:: Required action ::
Keep only those lines of the records that include the string "value".

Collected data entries
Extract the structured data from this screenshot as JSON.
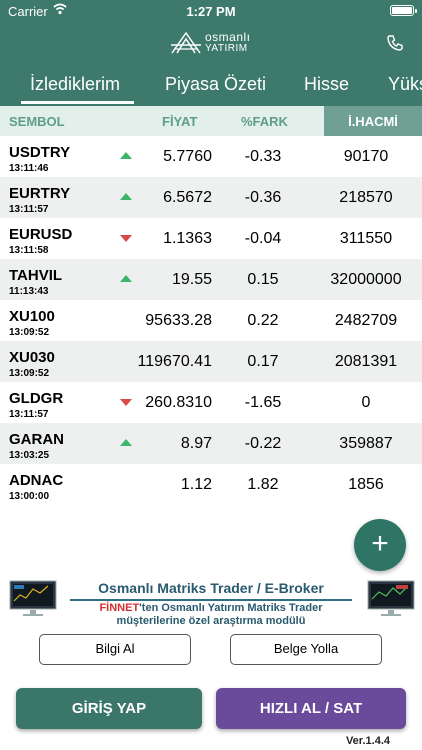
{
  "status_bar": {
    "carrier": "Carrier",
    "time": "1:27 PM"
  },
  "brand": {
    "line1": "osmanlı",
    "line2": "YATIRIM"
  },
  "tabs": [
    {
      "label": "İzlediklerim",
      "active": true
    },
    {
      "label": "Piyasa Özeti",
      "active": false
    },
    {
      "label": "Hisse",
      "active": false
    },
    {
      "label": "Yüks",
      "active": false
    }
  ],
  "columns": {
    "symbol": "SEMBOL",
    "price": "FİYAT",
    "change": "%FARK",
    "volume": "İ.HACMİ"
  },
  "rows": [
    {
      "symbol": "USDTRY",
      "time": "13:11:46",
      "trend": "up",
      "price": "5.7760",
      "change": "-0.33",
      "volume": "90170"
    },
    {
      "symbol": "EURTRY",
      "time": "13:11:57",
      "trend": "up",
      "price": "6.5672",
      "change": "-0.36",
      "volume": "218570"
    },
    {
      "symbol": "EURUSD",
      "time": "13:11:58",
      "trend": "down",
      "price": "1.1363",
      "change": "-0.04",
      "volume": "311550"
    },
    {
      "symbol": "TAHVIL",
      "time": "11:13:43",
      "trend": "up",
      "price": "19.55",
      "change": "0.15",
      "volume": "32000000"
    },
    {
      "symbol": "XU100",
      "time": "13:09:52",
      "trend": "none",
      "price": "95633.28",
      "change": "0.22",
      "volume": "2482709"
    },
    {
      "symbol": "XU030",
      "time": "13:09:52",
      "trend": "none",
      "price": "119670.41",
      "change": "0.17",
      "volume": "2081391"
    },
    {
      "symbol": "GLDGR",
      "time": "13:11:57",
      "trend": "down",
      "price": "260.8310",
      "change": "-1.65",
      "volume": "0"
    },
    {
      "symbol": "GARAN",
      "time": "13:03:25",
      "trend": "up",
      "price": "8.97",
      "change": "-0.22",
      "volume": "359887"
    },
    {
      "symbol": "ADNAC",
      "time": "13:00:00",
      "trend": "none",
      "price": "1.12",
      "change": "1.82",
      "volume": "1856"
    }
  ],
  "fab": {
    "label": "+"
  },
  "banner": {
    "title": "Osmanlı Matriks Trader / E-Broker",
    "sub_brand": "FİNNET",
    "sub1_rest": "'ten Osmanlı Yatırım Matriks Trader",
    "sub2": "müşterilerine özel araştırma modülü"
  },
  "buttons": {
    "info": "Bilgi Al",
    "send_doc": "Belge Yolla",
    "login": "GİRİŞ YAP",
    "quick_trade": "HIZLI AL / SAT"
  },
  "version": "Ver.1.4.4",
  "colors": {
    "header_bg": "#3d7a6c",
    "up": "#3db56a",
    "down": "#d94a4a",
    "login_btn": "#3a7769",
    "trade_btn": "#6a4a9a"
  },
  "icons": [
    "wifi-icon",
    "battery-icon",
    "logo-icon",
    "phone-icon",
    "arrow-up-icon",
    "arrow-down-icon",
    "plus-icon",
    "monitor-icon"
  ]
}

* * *

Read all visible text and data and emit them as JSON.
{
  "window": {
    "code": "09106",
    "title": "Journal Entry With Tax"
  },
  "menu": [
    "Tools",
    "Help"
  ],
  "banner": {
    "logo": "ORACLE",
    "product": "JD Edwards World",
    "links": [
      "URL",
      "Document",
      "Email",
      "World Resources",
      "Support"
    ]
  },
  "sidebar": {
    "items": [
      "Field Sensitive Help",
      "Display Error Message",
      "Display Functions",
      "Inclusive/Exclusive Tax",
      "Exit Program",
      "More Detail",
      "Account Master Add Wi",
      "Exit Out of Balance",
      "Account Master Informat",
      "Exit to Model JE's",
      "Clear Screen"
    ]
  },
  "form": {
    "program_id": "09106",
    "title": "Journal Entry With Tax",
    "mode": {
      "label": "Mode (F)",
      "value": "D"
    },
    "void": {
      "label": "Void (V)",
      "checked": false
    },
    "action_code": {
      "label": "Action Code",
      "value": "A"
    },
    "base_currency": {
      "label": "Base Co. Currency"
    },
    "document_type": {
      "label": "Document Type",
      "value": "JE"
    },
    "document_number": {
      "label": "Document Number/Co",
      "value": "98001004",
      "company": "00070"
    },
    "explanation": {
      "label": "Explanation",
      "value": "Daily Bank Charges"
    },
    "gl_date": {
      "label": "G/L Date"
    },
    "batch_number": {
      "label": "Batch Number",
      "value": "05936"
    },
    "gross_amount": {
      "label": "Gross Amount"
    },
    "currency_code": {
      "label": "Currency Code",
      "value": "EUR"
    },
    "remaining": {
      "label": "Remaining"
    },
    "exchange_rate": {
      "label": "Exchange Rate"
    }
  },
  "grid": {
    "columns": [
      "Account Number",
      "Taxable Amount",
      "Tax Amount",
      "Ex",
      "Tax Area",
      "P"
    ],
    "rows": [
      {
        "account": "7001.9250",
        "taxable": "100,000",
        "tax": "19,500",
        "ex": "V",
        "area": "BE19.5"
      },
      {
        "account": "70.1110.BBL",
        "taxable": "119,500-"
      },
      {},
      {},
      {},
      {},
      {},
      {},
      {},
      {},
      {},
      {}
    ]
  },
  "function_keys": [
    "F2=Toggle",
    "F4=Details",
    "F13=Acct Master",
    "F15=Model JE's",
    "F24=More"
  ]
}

:: Exercise result ::
      "value": "D"
      "value": "A"
      "value": "JE"
      "value": "98001004",
      "value": "Daily Bank Charges"
      "value": "05936"
      "value": "EUR"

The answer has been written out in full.